Approval for Karrinyup West apartments

Source: Business News

The $390 million Karrinyup West development has been given the green light by a state government’s assessment panel after a five-hour meeting today.

The Metro Inner-North Joint Development Assessment Panel has approved a proposed apartment complex on the western side of Karrinyup Shopping Centre by a three to two-vote margin.

West Perth-based developer Blackburne and AMP Capital proposed to build Karrinyup West, as part of the shopping centre’s $800 million redevelopment.

A report listed the estimated value of the development as $170 million but Blackburne estimated the project’s end value at $390 million.

In September, the JDAP approved an application for three apartment towers of nine, 15 and 24 storeys, comprising 270 dwellings on the Karrinyup West site.

However, the applicants recently lodged a new application for a two-tower project of 14 and 23 storeys, comprising 253 apartments.

Blackburne director of developments Matthew Chau said the revised design also had 4,000 square metres reduction in floor area and more public space compared to the September approval.

Blackburne is pleased with the thorough decision by JDAP and agree that this is the right outcome for the area,” he said after the meeting.

“We are now turning out minds to commence pre-sales of the apartments and have already been overwhelmed by the interest from people looking for higher end, luxury apartments.

“We expect to have the majority sold before the end of the year and are planning to start construction in the middle of next year.”

Mr Chau said the approved proposal in September was designed by AMP Capital and was done before Blackburne joined the project.

“This is the final part for a long term vision for Karrinyup Shopping Centre … last piece of the puzzle,” he said.

Locals, developers and JDAP members spent majority of the five-hour meeting today discussing current traffic congestion and potential increase in the area due to Karrinyup West.

JDAP members also approved removing some conditions on additional car bays.

The project has been contentious for many years, with residents and council concerned about the potential increase in traffic, parking issues and the building’s height, bulk and scale.

The City of Stirling was still opposed to the new application, with the revisions failing to convince the councillors to recommend approval to the JDAP.

After the meeting, Mayor Mark Irwin slammed the decision.

“By JDAP again recommending approval against planning officers, as well as then removing conditions which provided benefit to the community, reinforced how out of touch they are with local context and the community,” he said.

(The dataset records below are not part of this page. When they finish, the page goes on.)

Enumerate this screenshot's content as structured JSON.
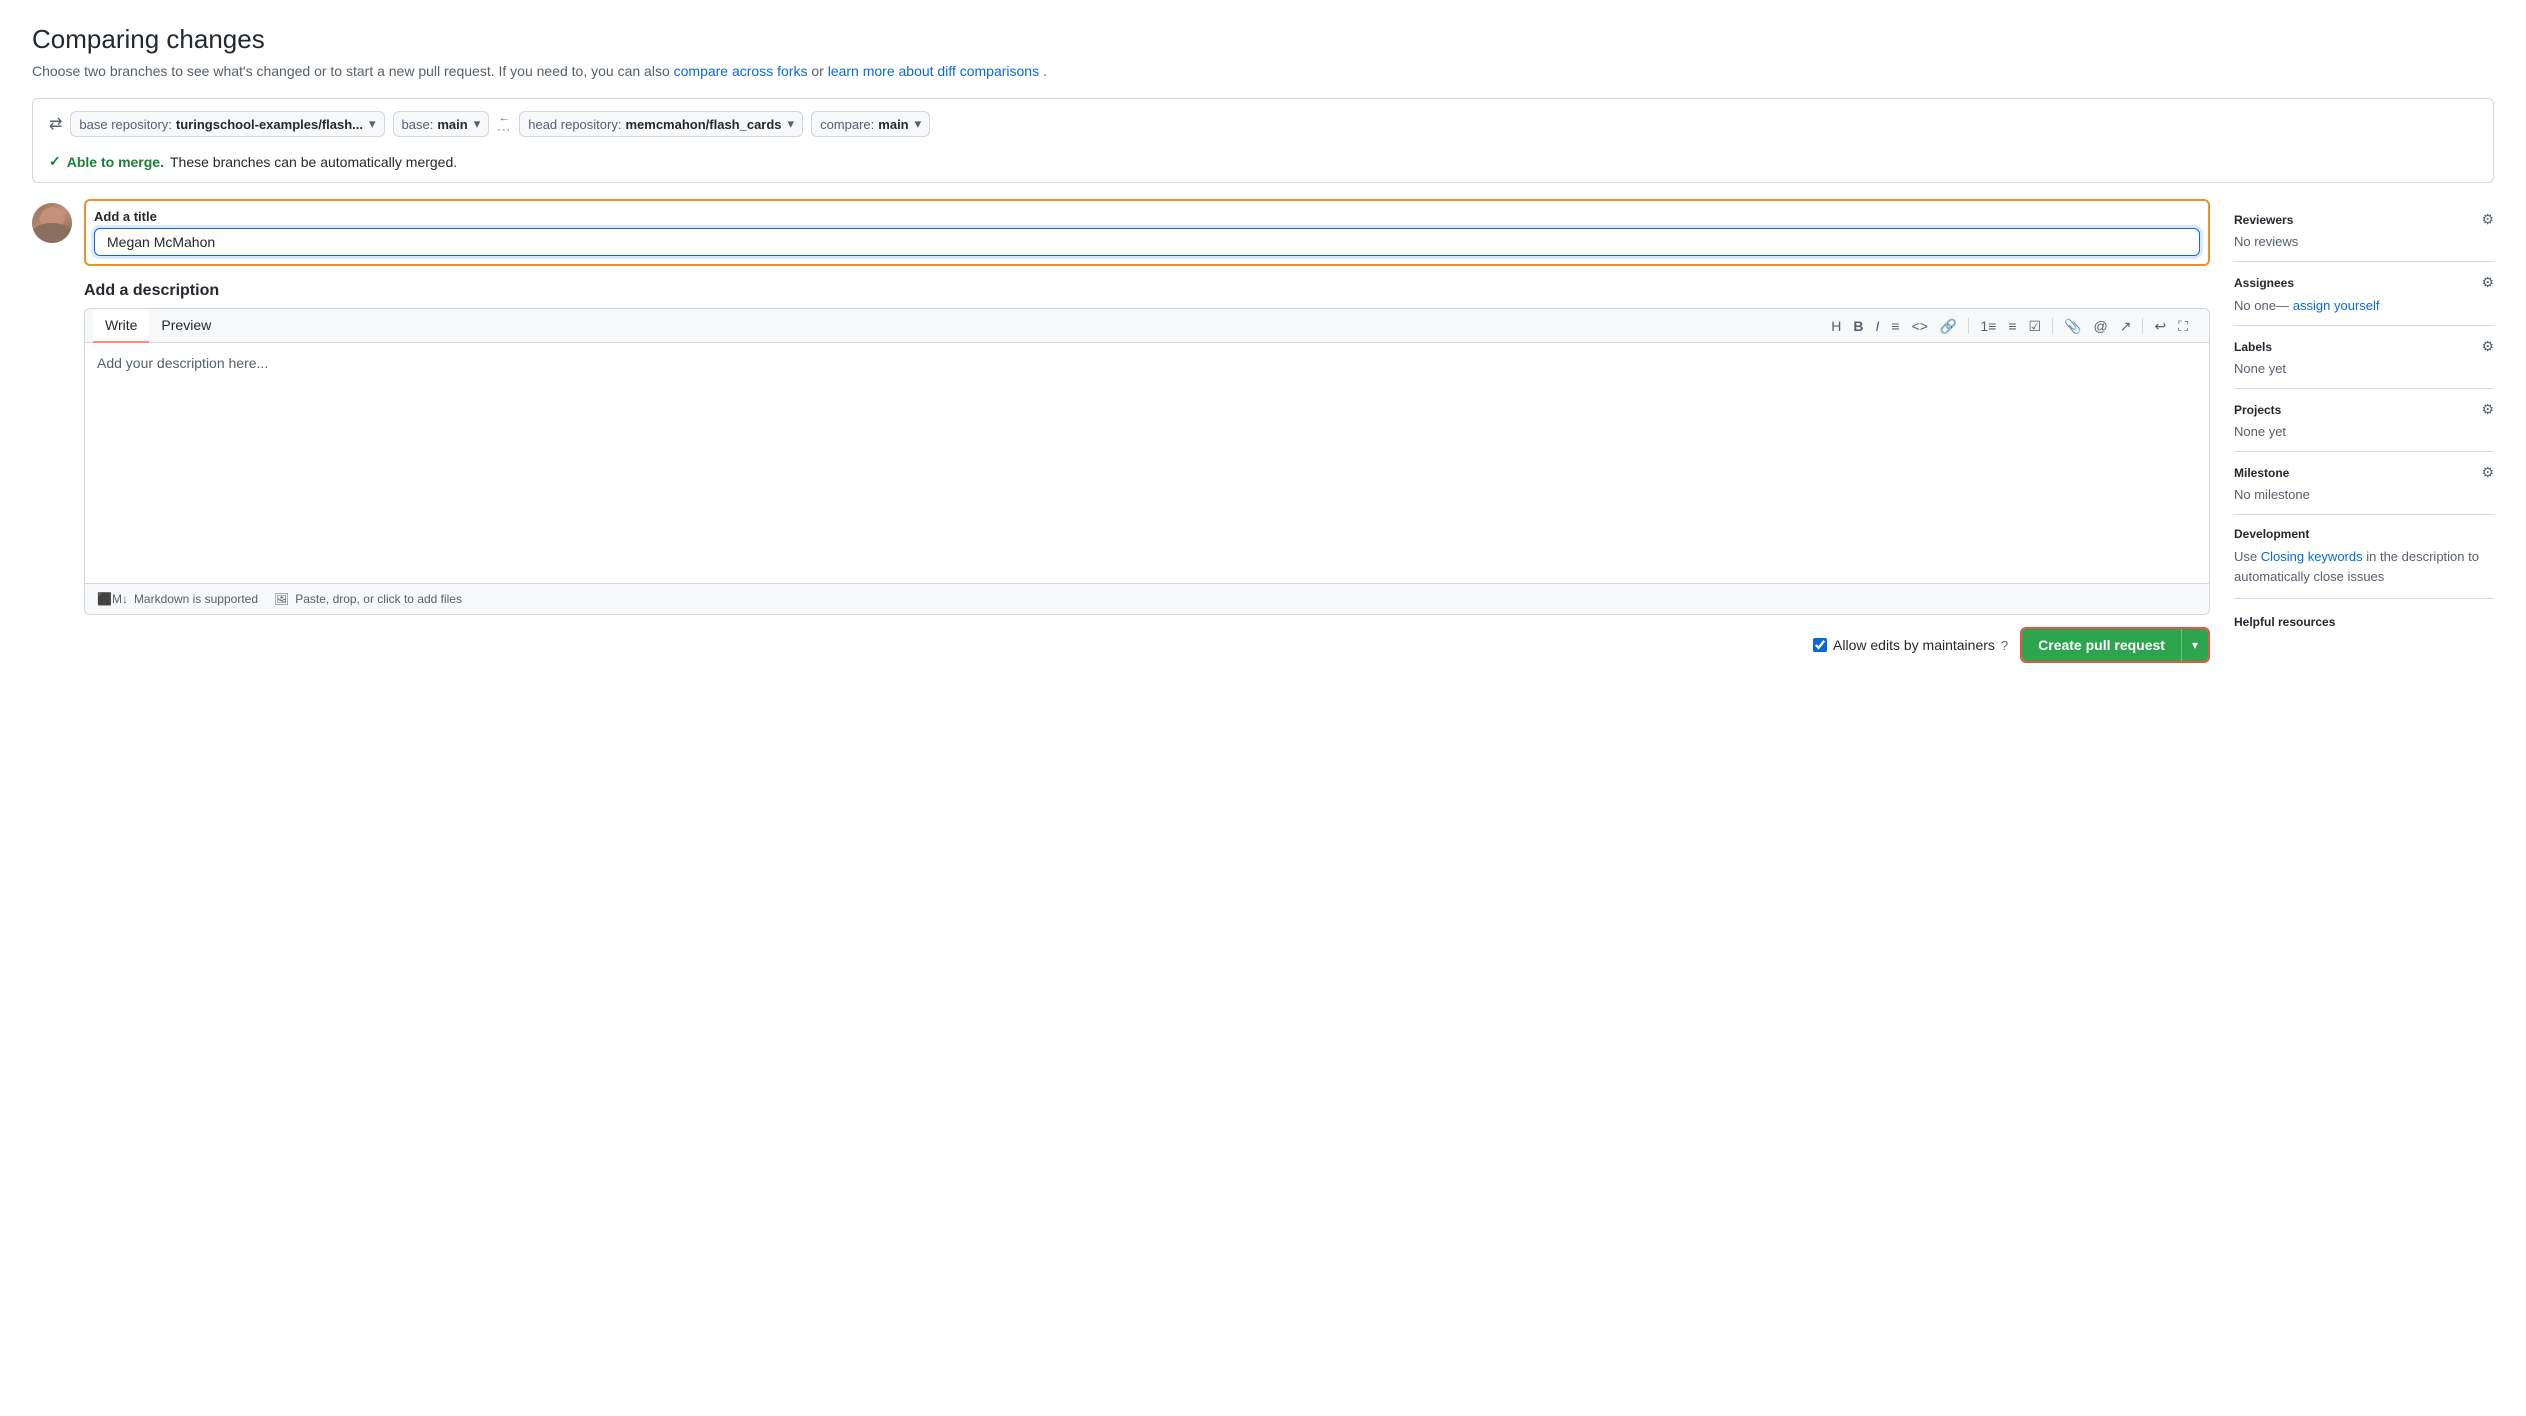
{
  "page": {
    "title": "Comparing changes",
    "subtitle_before": "Choose two branches to see what's changed or to start a new pull request. If you need to, you can also ",
    "compare_across_forks_link": "compare across forks",
    "subtitle_middle": " or ",
    "learn_about_link": "learn more about diff comparisons",
    "subtitle_after": "."
  },
  "branch_bar": {
    "base_repo_label": "base repository: ",
    "base_repo_value": "turingschool-examples/flash...",
    "base_label": "base: ",
    "base_value": "main",
    "head_repo_label": "head repository: ",
    "head_repo_value": "memcmahon/flash_cards",
    "compare_label": "compare: ",
    "compare_value": "main",
    "merge_check": "✓",
    "able_text": "Able to merge.",
    "merge_message": "These branches can be automatically merged."
  },
  "form": {
    "title_label": "Add a title",
    "title_value": "Megan McMahon",
    "title_placeholder": "Add a title",
    "description_label": "Add a description",
    "write_tab": "Write",
    "preview_tab": "Preview",
    "description_placeholder": "Add your description here...",
    "markdown_label": "Markdown is supported",
    "paste_label": "Paste, drop, or click to add files"
  },
  "toolbar": {
    "h": "H",
    "bold": "B",
    "italic": "I",
    "quote": "≡",
    "code": "<>",
    "link": "🔗",
    "numbered_list": "1.",
    "unordered_list": "•",
    "task_list": "☑",
    "attach": "📎",
    "mention": "@",
    "reference": "↗",
    "undo": "↩",
    "fullscreen": "⛶"
  },
  "actions": {
    "allow_edits_label": "Allow edits by maintainers",
    "create_button": "Create pull request",
    "dropdown_arrow": "▾"
  },
  "sidebar": {
    "reviewers": {
      "title": "Reviewers",
      "value": "No reviews"
    },
    "assignees": {
      "title": "Assignees",
      "value": "No one—",
      "link": "assign yourself"
    },
    "labels": {
      "title": "Labels",
      "value": "None yet"
    },
    "projects": {
      "title": "Projects",
      "value": "None yet"
    },
    "milestone": {
      "title": "Milestone",
      "value": "No milestone"
    },
    "development": {
      "title": "Development",
      "text_before": "Use ",
      "link": "Closing keywords",
      "text_after": " in the description to automatically close issues"
    },
    "helpful_resources": {
      "title": "Helpful resources"
    }
  }
}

Mr Irwin said the development would not fit in the area but instead exacerbate the current issues, including traffic congestion.

“It’s just plain wrong and make a complete mockery of the planning system,” he said.

“It should be decided within local planning framework process … the development doesn’t meet planning framework in this area.”

Mr Chau said the traffic issues would occur regardless of the project progressing.

“Irrespective if this development happen, those road networks will reach capacity,” he said.

“It’s a really sought-after area, we think it’s a right area for density. We’ve been overwhelmed with people inquiring into this place.”

JDAP presiding member Francesca Lefante said the development was not responsible in solving the current traffic issues around the shopping centre.

“The observed information is that residential uses are quite often and quite different in characterisation and activity than of retail,” she said.

During the meeting, Mr Irwin said there were fewer number of locals in attendance compared to the meeting in September, but it should be seen as a response to the state government’s JDAP pathway.

“They’re just fed up trying to understand a system that is broken,” he said.

“In my time as mayor, it is still the most frustrating process I’ve ever witnessed.

“The city is not anti development, neither are our residents. We reject only 0.05 per cent of development applications.

“When we say no, on behalf of our residents, we deserved to be listened to and we deserved to be heard.”

The project is adjacent to Blackburne‘s $75 million East Village apartment, which is due to finish early next year.